Only the lines from the one containing "Extract the structured" through the end of the data belong in the answer; reproduce them exactly.
##############################
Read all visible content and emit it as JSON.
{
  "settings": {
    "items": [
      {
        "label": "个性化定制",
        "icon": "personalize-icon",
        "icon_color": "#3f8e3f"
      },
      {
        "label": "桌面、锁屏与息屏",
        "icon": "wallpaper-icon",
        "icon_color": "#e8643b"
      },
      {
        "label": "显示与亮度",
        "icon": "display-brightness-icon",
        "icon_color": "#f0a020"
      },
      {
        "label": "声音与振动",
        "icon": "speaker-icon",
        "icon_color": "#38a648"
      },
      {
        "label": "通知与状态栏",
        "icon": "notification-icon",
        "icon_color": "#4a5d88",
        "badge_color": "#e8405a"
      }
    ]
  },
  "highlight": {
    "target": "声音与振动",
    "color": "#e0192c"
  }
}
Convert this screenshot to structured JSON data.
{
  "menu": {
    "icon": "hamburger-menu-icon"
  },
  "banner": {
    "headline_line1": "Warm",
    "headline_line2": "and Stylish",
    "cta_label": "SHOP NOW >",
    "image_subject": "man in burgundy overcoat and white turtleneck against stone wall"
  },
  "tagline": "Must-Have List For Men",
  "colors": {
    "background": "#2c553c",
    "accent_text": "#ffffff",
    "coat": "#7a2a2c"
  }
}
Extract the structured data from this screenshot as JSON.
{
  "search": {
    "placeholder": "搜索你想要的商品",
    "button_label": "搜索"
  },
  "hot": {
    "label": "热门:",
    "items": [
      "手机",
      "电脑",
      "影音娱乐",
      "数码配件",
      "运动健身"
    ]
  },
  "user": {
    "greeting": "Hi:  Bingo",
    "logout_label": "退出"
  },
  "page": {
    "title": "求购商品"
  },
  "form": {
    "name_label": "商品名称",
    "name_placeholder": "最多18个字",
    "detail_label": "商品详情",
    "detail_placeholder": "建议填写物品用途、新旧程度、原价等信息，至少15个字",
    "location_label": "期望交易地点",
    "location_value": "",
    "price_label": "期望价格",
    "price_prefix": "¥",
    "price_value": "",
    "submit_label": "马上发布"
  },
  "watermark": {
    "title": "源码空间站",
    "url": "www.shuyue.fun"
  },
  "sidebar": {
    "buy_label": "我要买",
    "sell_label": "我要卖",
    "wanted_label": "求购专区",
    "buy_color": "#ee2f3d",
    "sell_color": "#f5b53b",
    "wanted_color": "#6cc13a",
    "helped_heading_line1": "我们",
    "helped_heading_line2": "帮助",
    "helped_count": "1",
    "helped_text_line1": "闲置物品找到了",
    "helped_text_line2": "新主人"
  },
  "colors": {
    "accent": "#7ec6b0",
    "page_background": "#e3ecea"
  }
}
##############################
RESPONSE BELOW:
Extract the structured data from this screenshot as JSON.
{
  "search": {
    "placeholder": "搜索你想要的商品",
    "button_label": "搜索"
  },
  "hot": {
    "label": "热门:",
    "items": [
      "手机",
      "电脑",
      "影音娱乐",
      "数码配件",
      "运动健身"
    ]
  },
  "user": {
    "greeting": "Hi:  Bingo",
    "logout_label": "退出"
  },
  "page": {
    "title": "求购商品"
  },
  "form": {
    "name_label": "商品名称",
    "name_placeholder": "最多18个字",
    "detail_label": "商品详情",
    "detail_placeholder": "建议填写物品用途、新旧程度、原价等信息，至少15个字",
    "location_label": "期望交易地点",
    "location_value": "",
    "price_label": "期望价格",
    "price_prefix": "¥",
    "price_value": "",
    "submit_label": "马上发布"
  },
  "watermark": {
    "title": "源码空间站",
    "url": "www.shuyue.fun"
  },
  "sidebar": {
    "buy_label": "我要买",
    "sell_label": "我要卖",
    "wanted_label": "求购专区",
    "buy_color": "#ee2f3d",
    "sell_color": "#f5b53b",
    "wanted_color": "#6cc13a",
    "helped_heading_line1": "我们",
    "helped_heading_line2": "帮助",
    "helped_count": "1",
    "helped_text_line1": "闲置物品找到了",
    "helped_text_line2": "新主人"
  },
  "colors": {
    "accent": "#7ec6b0",
    "page_background": "#e3ecea"
  }
}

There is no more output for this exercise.